EXERCISE INSTRUCTIONS –
Nothing in the listing should differ in your copy; retype it all exactly.

BEGIN EXERCISE MATERIAL

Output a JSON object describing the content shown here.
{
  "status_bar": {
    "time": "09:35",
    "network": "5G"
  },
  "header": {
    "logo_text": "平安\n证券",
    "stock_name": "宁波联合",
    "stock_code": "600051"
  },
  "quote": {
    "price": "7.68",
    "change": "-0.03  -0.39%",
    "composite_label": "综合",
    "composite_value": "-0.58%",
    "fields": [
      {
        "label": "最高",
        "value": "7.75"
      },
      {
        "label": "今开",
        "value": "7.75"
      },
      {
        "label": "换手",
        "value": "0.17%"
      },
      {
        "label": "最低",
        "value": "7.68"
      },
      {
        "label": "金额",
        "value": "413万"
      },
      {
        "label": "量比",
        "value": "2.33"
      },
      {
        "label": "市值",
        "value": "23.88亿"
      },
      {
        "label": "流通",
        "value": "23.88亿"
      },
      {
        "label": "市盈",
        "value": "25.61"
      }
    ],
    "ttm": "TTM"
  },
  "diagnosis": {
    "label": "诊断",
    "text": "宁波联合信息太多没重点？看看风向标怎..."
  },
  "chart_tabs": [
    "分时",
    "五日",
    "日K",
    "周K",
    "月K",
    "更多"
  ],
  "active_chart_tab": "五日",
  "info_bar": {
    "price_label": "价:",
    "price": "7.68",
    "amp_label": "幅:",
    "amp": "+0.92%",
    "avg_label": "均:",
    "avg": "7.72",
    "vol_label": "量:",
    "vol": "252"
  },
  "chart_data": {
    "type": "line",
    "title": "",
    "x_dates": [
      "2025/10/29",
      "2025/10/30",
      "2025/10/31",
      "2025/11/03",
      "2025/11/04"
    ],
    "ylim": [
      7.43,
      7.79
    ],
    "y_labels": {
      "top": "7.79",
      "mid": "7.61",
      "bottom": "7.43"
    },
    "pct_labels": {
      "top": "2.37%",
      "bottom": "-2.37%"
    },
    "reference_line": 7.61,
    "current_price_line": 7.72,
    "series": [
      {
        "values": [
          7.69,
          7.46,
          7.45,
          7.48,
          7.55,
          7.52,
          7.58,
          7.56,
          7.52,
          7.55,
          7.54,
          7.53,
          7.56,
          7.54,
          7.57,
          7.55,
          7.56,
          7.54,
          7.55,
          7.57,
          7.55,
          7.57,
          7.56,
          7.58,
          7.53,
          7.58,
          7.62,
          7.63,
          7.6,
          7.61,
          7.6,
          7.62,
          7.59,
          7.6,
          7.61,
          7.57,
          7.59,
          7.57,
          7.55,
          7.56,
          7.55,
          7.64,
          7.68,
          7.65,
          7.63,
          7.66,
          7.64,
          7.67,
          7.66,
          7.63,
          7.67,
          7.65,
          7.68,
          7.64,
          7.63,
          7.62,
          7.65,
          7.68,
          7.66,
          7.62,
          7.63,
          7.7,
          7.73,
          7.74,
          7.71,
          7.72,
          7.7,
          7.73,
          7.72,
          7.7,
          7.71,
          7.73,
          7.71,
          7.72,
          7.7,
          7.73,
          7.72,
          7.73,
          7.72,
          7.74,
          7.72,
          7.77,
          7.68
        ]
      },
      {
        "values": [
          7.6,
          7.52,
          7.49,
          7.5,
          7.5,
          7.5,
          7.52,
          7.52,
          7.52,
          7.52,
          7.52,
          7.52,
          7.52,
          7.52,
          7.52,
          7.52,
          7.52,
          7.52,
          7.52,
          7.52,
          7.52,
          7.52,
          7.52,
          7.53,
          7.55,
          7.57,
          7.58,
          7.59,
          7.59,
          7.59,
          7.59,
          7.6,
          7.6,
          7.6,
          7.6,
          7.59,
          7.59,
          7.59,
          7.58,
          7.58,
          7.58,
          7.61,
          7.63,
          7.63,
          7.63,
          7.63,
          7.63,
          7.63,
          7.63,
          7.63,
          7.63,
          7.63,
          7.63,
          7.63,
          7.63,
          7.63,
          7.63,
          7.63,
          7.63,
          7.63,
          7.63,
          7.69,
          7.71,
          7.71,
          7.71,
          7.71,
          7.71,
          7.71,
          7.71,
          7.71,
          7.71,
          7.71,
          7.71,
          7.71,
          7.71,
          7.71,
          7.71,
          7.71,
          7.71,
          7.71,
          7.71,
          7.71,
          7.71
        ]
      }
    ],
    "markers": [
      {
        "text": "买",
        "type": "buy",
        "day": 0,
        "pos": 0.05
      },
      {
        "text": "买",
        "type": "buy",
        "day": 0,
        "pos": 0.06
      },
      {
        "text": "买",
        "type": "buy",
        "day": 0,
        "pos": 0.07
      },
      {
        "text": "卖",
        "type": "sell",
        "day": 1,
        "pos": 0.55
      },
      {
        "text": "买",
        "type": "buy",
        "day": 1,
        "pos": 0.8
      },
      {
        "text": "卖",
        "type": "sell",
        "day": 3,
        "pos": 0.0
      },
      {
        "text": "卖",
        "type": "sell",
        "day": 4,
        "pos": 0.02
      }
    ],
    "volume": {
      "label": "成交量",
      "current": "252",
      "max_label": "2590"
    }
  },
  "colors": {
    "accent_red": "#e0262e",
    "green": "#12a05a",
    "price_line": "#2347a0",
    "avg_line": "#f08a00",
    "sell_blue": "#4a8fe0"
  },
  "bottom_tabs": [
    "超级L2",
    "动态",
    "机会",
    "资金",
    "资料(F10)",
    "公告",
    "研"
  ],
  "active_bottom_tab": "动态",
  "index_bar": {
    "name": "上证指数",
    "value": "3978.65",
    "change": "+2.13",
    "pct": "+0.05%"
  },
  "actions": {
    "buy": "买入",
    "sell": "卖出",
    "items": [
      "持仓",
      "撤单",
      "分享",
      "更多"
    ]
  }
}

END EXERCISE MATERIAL

TASK OUTPUT –
Output a JSON object describing the content shown here.
{
  "status_bar": {
    "time": "09:35",
    "network": "5G"
  },
  "header": {
    "logo_text": "平安\n证券",
    "stock_name": "宁波联合",
    "stock_code": "600051"
  },
  "quote": {
    "price": "7.68",
    "change": "-0.03  -0.39%",
    "composite_label": "综合",
    "composite_value": "-0.58%",
    "fields": [
      {
        "label": "最高",
        "value": "7.75"
      },
      {
        "label": "今开",
        "value": "7.75"
      },
      {
        "label": "换手",
        "value": "0.17%"
      },
      {
        "label": "最低",
        "value": "7.68"
      },
      {
        "label": "金额",
        "value": "413万"
      },
      {
        "label": "量比",
        "value": "2.33"
      },
      {
        "label": "市值",
        "value": "23.88亿"
      },
      {
        "label": "流通",
        "value": "23.88亿"
      },
      {
        "label": "市盈",
        "value": "25.61"
      }
    ],
    "ttm": "TTM"
  },
  "diagnosis": {
    "label": "诊断",
    "text": "宁波联合信息太多没重点？看看风向标怎..."
  },
  "chart_tabs": [
    "分时",
    "五日",
    "日K",
    "周K",
    "月K",
    "更多"
  ],
  "active_chart_tab": "五日",
  "info_bar": {
    "price_label": "价:",
    "price": "7.68",
    "amp_label": "幅:",
    "amp": "+0.92%",
    "avg_label": "均:",
    "avg": "7.72",
    "vol_label": "量:",
    "vol": "252"
  },
  "chart_data": {
    "type": "line",
    "title": "",
    "x_dates": [
      "2025/10/29",
      "2025/10/30",
      "2025/10/31",
      "2025/11/03",
      "2025/11/04"
    ],
    "ylim": [
      7.43,
      7.79
    ],
    "y_labels": {
      "top": "7.79",
      "mid": "7.61",
      "bottom": "7.43"
    },
    "pct_labels": {
      "top": "2.37%",
      "bottom": "-2.37%"
    },
    "reference_line": 7.61,
    "current_price_line": 7.72,
    "series": [
      {
        "values": [
          7.69,
          7.46,
          7.45,
          7.48,
          7.55,
          7.52,
          7.58,
          7.56,
          7.52,
          7.55,
          7.54,
          7.53,
          7.56,
          7.54,
          7.57,
          7.55,
          7.56,
          7.54,
          7.55,
          7.57,
          7.55,
          7.57,
          7.56,
          7.58,
          7.53,
          7.58,
          7.62,
          7.63,
          7.6,
          7.61,
          7.6,
          7.62,
          7.59,
          7.6,
          7.61,
          7.57,
          7.59,
          7.57,
          7.55,
          7.56,
          7.55,
          7.64,
          7.68,
          7.65,
          7.63,
          7.66,
          7.64,
          7.67,
          7.66,
          7.63,
          7.67,
          7.65,
          7.68,
          7.64,
          7.63,
          7.62,
          7.65,
          7.68,
          7.66,
          7.62,
          7.63,
          7.7,
          7.73,
          7.74,
          7.71,
          7.72,
          7.7,
          7.73,
          7.72,
          7.7,
          7.71,
          7.73,
          7.71,
          7.72,
          7.7,
          7.73,
          7.72,
          7.73,
          7.72,
          7.74,
          7.72,
          7.77,
          7.68
        ]
      },
      {
        "values": [
          7.6,
          7.52,
          7.49,
          7.5,
          7.5,
          7.5,
          7.52,
          7.52,
          7.52,
          7.52,
          7.52,
          7.52,
          7.52,
          7.52,
          7.52,
          7.52,
          7.52,
          7.52,
          7.52,
          7.52,
          7.52,
          7.52,
          7.52,
          7.53,
          7.55,
          7.57,
          7.58,
          7.59,
          7.59,
          7.59,
          7.59,
          7.6,
          7.6,
          7.6,
          7.6,
          7.59,
          7.59,
          7.59,
          7.58,
          7.58,
          7.58,
          7.61,
          7.63,
          7.63,
          7.63,
          7.63,
          7.63,
          7.63,
          7.63,
          7.63,
          7.63,
          7.63,
          7.63,
          7.63,
          7.63,
          7.63,
          7.63,
          7.63,
          7.63,
          7.63,
          7.63,
          7.69,
          7.71,
          7.71,
          7.71,
          7.71,
          7.71,
          7.71,
          7.71,
          7.71,
          7.71,
          7.71,
          7.71,
          7.71,
          7.71,
          7.71,
          7.71,
          7.71,
          7.71,
          7.71,
          7.71,
          7.71,
          7.71
        ]
      }
    ],
    "markers": [
      {
        "text": "买",
        "type": "buy",
        "day": 0,
        "pos": 0.05
      },
      {
        "text": "买",
        "type": "buy",
        "day": 0,
        "pos": 0.06
      },
      {
        "text": "买",
        "type": "buy",
        "day": 0,
        "pos": 0.07
      },
      {
        "text": "卖",
        "type": "sell",
        "day": 1,
        "pos": 0.55
      },
      {
        "text": "买",
        "type": "buy",
        "day": 1,
        "pos": 0.8
      },
      {
        "text": "卖",
        "type": "sell",
        "day": 3,
        "pos": 0.0
      },
      {
        "text": "卖",
        "type": "sell",
        "day": 4,
        "pos": 0.02
      }
    ],
    "volume": {
      "label": "成交量",
      "current": "252",
      "max_label": "2590"
    }
  },
  "colors": {
    "accent_red": "#e0262e",
    "green": "#12a05a",
    "price_line": "#2347a0",
    "avg_line": "#f08a00",
    "sell_blue": "#4a8fe0"
  },
  "bottom_tabs": [
    "超级L2",
    "动态",
    "机会",
    "资金",
    "资料(F10)",
    "公告",
    "研"
  ],
  "active_bottom_tab": "动态",
  "index_bar": {
    "name": "上证指数",
    "value": "3978.65",
    "change": "+2.13",
    "pct": "+0.05%"
  },
  "actions": {
    "buy": "买入",
    "sell": "卖出",
    "items": [
      "持仓",
      "撤单",
      "分享",
      "更多"
    ]
  }
}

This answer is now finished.